April 29, 2013
Freightliner Cascadia customers now have a new transmission option available to them.
Monday, at its Mercedes-Benz transmission assembly plant in Gaggenau, Germany, Daimler Trucks North America pulled the curtain back on the new, Detroit D12 automated manual transmission.
The new transmission is available exclusively in Freightliner Cascadia models equipped with the DD15 diesel engine. Production has already begun at the plant in Gaggenau with the first North American deliveries slated to begin next month.
Freightliner dealers are taking DT12 orders now. The transmission comes with a five-year/750,000 mile standard warranty. The clutch comes with a three-year/350,000 mile warranty.
The base automated transmission unit has been available in Mercedes-Benz and other Daimler trucks in Europe for about four years now. The 12-speed version that will be initially offered in North America has been available for about 2 years and will be offered for all DD15 power ratings ranging from 455 to 505 horsepower. Torque ratings are from 1,550 to 1,750 pound-feet.
Dr. Frank Reintjes, head of global powertrain procurement and manufacturing and engineering for Mercedes Trucks, says additional transmission models for other Detroit engines are planned for North America, with a DD13 version slated for release in October of this year and a DD16 coming in 2014.
Additionally, 8- and 16 speed versions will debut in North America at a later date. At some point, Reintjes noted, it is fair to assume that the DD12 will expand availability to include other Freightliner models and Western Star trucks. However, he adds that no timeline or directive for such a move has been issued by Mercedes- Benz thus far.
Brad Williamson, manager, engine and component marketing for Daimler Trucks North America, says drivers will feel an aggressive throttle response from the D12, since its skip-shifting patterns are designed to get the truck into the highest possible gear as quickly as possible in order to maximize fuel economy.

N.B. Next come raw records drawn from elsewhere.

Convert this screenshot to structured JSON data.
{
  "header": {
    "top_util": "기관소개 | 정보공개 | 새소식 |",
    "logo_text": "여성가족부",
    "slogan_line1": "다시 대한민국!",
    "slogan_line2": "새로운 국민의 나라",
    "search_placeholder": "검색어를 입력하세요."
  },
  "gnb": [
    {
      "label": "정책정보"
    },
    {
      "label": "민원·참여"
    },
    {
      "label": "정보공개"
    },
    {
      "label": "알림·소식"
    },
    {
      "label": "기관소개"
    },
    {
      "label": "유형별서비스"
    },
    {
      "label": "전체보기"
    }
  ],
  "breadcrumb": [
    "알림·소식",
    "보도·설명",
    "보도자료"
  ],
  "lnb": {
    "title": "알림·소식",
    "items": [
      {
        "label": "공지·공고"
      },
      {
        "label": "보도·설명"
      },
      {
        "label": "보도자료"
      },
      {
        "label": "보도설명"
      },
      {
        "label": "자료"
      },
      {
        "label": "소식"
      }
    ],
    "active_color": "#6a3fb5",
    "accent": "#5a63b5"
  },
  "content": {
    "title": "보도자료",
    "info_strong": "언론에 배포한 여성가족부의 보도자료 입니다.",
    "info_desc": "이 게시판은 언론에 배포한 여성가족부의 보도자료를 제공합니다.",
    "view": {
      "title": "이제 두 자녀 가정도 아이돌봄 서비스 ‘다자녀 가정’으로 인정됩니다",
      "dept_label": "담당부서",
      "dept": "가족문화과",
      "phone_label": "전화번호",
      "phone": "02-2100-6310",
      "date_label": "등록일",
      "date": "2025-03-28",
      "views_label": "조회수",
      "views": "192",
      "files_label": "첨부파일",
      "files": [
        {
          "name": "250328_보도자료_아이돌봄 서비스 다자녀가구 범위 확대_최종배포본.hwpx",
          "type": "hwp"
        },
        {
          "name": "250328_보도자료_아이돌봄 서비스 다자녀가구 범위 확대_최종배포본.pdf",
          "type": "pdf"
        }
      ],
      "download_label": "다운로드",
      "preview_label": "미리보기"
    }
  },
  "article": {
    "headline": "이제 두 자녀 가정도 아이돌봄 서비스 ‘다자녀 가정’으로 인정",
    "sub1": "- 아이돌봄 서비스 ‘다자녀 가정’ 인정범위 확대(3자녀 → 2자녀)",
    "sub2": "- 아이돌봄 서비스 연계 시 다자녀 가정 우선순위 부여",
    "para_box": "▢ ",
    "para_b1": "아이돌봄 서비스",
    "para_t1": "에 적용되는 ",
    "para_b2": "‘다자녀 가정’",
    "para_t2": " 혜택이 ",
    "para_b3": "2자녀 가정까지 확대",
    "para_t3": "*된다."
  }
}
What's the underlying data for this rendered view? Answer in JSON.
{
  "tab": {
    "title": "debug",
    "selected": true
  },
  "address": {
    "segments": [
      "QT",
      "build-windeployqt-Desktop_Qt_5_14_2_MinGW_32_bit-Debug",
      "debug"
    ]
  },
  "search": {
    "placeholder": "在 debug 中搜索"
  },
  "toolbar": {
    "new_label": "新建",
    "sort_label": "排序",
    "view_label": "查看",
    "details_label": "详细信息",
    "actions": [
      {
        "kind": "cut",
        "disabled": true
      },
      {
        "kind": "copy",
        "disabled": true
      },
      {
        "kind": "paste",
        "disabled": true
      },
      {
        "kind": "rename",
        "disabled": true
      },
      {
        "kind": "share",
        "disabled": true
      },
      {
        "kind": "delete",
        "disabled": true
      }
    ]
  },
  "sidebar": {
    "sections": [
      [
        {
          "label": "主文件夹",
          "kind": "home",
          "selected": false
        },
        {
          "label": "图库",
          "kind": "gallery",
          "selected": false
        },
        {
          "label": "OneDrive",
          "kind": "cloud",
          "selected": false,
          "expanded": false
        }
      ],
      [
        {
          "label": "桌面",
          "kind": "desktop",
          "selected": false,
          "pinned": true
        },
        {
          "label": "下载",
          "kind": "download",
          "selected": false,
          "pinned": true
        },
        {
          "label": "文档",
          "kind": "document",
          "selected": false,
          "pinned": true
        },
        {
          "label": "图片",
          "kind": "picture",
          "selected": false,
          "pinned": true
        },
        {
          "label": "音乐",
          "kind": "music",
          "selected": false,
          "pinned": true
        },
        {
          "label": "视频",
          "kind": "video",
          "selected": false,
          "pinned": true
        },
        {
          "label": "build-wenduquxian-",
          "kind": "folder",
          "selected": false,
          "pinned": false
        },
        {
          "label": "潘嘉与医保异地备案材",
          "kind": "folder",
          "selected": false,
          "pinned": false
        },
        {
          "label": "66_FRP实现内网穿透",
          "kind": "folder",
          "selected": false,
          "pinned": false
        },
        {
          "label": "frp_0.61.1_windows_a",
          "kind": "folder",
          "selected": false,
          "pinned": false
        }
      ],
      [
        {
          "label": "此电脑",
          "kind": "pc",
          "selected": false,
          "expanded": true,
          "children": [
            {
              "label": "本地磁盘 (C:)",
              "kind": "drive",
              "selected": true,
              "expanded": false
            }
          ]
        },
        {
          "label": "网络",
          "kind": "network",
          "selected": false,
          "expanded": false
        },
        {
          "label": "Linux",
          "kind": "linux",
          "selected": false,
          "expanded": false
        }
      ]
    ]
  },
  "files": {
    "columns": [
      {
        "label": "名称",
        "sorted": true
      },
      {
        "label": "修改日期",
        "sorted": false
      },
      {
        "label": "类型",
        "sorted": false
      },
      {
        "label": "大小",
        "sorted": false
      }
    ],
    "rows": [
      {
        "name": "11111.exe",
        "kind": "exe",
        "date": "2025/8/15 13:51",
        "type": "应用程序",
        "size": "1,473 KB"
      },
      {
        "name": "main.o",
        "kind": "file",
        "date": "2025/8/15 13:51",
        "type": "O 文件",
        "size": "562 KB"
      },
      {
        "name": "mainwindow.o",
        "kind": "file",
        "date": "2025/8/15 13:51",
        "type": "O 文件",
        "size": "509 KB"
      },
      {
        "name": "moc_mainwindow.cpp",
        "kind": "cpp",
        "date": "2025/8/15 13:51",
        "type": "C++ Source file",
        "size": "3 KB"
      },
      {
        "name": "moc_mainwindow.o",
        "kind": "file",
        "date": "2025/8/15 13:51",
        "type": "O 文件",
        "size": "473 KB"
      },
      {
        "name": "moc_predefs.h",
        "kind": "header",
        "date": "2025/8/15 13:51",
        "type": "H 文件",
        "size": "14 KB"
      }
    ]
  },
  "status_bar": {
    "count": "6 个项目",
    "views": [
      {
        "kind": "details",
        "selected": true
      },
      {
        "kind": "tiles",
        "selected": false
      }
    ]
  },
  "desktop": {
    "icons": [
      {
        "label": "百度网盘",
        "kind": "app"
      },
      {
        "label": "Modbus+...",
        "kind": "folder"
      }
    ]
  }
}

“In fact, optimizing fuel economy was the overriding design priority for this transmission,” Williamson added. “Because this is a proprietary, fully-integrated transmission, the engine shares all of its operational data – including its fuel map – with the transmission to deliver the best possible mix of power, torque and fuel economy regardless of driving conditions.”
Other options also work to boost fuel economy, including a new eCoast feature which allows the transmission to disengage from the engine on downhill grades: The engine goes to idle while the transmission manages kinetic energy to maintain desired speed. To further boost driver efficiency, the DT12 also features three driving modes that allow drivers to select from based on terrain and application demands.
“Very good drivers running a manual transmission today can get fuel economy almost as good as an automated manual transmission,” Reintjes adds. “The problem, however, is that drivers with those abilities are rare – only about 5 percent of drivers are capable of driving that well. And those drivers are getting harder and harder for fleets to find, recruit and retain.”
Williamson notes that fleets can generally expect to see about a 4 percent increase in fuel economy across the board by spec’ing automated manual transmissions.
“Automated manuals level the playing field between drivers,” he notes. “Instead of some driver getting 4 mpg, for example, and others getting 7 mpg, you can flatten that bell curve and get more consistent fuel economy numbers from all your drivers – regardless of their experience levels. And the money saved on fuel goes right to the fleet’s bottom line.”